The data -
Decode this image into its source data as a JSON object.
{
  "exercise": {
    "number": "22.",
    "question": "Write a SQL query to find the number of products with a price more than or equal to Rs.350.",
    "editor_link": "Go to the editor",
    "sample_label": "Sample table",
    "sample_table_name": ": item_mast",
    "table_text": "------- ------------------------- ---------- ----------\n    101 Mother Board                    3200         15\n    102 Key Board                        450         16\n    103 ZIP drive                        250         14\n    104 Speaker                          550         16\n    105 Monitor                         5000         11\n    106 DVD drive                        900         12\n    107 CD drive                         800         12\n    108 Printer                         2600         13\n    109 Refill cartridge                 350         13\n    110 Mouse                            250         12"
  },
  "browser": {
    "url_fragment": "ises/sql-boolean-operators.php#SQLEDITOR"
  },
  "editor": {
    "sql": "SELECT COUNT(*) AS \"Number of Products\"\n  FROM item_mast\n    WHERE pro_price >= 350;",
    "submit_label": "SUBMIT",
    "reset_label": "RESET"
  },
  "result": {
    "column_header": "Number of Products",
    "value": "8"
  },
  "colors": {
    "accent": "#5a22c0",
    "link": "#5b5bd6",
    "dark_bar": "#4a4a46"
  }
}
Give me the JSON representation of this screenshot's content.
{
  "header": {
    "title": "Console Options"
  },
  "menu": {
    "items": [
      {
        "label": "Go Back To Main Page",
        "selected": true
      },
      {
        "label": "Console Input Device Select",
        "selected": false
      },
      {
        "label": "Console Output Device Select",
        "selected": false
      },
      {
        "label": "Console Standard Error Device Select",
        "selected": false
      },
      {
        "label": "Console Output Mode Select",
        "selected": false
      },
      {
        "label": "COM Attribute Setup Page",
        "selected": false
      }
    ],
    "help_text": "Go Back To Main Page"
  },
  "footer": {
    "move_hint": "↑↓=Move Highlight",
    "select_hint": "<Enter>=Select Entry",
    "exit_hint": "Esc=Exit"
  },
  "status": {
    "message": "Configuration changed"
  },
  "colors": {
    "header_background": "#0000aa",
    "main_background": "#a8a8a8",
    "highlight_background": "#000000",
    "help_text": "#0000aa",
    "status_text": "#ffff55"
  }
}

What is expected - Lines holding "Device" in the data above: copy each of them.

Solution for this task -
        "label": "Console Input Device Select",
        "label": "Console Output Device Select",
        "label": "Console Standard Error Device Select",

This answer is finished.